      Other shrubs that are routinely stooled (cut back hard) in spring, to keep their larger or more brightly coloured juvenile foliage, such as the smoke bush (Cotinus) and elders (Sambucus), can be cut back this month. You can leave a couple of branches un-pruned if you are reluctant to lose all the height gained last year.

      Delay pruning spring-flowering shrubs such as Forsythia and Chaenomeles until after they have finished flowering, otherwise this year's display will be lost.

      Remove any frost damaged shoots from evergreens damaged by earlier cold weather.

      Remove any reverted green shoots on hardy variegated evergreens, to prevent reversion taking over.

      Lightly cut back lavenders to prevent them getting too leggy and woody. Treat Helichrysum (curry plant) and Santolina (cotton lavender) similarly.

      Loosen any tree ties that are digging into the bark, or could do so soon as the trunk girth expands.

      Twining climbers (such as honeysuckle and clematis) need regular tying in and twining around their supports.

      Tie in climbing and rambling roses as near to horizontal as possible. This will restrict sap flow, causing more sideshoots to grow along the length of stem, and so producing more flowers.

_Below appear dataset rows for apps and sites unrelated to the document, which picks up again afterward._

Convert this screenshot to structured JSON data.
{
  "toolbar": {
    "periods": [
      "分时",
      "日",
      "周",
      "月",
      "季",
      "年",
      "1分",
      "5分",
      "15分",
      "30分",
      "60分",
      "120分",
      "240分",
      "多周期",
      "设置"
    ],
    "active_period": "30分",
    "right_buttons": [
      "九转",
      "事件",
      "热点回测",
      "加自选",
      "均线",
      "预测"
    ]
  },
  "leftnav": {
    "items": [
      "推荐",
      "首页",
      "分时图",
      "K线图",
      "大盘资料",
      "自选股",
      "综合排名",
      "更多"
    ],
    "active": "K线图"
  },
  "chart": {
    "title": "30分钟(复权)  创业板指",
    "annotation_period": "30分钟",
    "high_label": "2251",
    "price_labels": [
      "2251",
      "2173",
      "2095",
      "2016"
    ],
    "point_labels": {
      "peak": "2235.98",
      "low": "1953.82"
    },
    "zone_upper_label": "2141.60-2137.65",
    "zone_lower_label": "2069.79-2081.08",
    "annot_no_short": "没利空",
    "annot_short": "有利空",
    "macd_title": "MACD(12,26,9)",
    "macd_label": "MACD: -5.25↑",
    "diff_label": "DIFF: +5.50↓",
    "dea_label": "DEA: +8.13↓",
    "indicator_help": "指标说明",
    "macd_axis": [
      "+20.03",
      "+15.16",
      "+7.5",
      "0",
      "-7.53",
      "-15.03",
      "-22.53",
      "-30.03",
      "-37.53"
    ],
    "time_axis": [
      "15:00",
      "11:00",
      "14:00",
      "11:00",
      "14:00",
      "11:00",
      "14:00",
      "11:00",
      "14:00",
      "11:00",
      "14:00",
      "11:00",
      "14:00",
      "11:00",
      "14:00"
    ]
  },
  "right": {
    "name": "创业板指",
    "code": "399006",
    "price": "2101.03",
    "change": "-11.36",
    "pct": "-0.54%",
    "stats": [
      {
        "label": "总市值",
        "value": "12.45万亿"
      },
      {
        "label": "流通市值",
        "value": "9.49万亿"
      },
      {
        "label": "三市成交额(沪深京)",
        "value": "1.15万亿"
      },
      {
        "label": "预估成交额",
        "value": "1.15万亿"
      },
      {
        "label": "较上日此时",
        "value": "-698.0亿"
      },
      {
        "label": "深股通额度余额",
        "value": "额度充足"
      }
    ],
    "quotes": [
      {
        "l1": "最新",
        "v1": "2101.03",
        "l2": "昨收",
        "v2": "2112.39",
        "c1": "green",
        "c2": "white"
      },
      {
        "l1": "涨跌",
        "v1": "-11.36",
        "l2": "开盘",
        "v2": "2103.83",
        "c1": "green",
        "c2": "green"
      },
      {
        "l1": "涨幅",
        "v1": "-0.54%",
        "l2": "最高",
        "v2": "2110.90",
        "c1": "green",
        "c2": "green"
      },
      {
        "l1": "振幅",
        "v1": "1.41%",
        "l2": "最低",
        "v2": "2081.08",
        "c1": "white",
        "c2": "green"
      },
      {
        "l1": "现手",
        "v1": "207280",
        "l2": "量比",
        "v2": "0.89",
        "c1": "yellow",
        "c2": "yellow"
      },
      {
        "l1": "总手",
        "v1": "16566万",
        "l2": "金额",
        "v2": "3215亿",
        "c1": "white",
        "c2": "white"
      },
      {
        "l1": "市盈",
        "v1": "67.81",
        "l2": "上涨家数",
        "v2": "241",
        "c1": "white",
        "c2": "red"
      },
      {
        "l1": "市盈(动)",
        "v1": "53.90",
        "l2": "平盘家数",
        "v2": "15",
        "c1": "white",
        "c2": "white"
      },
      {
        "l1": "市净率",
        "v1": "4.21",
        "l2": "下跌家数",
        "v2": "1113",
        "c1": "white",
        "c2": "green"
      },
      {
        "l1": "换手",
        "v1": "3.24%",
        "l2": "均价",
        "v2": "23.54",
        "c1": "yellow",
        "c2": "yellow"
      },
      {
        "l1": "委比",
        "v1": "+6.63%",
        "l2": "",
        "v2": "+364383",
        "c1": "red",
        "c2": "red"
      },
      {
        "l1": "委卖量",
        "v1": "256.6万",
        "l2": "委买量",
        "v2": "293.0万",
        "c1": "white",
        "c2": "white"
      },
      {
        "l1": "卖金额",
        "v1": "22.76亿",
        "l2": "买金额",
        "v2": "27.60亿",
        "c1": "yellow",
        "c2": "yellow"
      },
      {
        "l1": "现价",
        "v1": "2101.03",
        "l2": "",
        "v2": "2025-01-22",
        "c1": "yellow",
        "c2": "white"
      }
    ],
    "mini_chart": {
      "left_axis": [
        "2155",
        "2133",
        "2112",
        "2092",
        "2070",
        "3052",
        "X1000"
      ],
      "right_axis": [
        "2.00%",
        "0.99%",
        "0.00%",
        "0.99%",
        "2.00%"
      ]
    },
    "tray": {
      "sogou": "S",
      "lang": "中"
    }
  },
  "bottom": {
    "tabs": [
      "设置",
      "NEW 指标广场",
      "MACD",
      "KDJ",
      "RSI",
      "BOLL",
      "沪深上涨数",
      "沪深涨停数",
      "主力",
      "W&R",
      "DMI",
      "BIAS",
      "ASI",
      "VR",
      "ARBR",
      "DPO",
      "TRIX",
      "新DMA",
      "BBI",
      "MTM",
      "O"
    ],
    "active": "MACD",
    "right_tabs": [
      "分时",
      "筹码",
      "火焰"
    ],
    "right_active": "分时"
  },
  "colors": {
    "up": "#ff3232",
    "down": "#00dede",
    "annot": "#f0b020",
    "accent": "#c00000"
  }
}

layering sagePropagation

    1. Layering is a good way to propagate climbers and lax-stemmed shrubs. Layers should root by next spring, especially if attention to watering is given during dry weather. Try with PhiladelphusForsythiaHydrangeaand Lonicera. (See sage layering right).

      Check hardwood cuttings taken last year. They may need planting out or potting on.

      Take cuttings of your favourite conifers.

Pest and disease watch

    1. bracket fungiBracket fungus (left) on trees is more visible at this time of year. If the tree is in poor health it is worth calling in a tree surgeon for a professional opinion.

      Phytophthora root rots can cause die back on mature trees and shrubs. Wet winter weather and poorly drained soils are likely to encourage this problem on susceptible woody plants.

      Check for damage or cankers on deciduous trees.

      Put rabbit guards around newly planted trees and shrubs to protect the bark.

      Avoid planting new roses in areas where roses were previously growing otherwise the new plants may suffer from rose replant disease.

      Inspect sick-looking box and holly trees for signs of blight.

      Be aware that insects emerge as temperatures rise. Caterpillars, aphids, and other fly pests may all become problematic during mild spells. Early infestations can often be managed by hand removal, making insecticides unnecessary.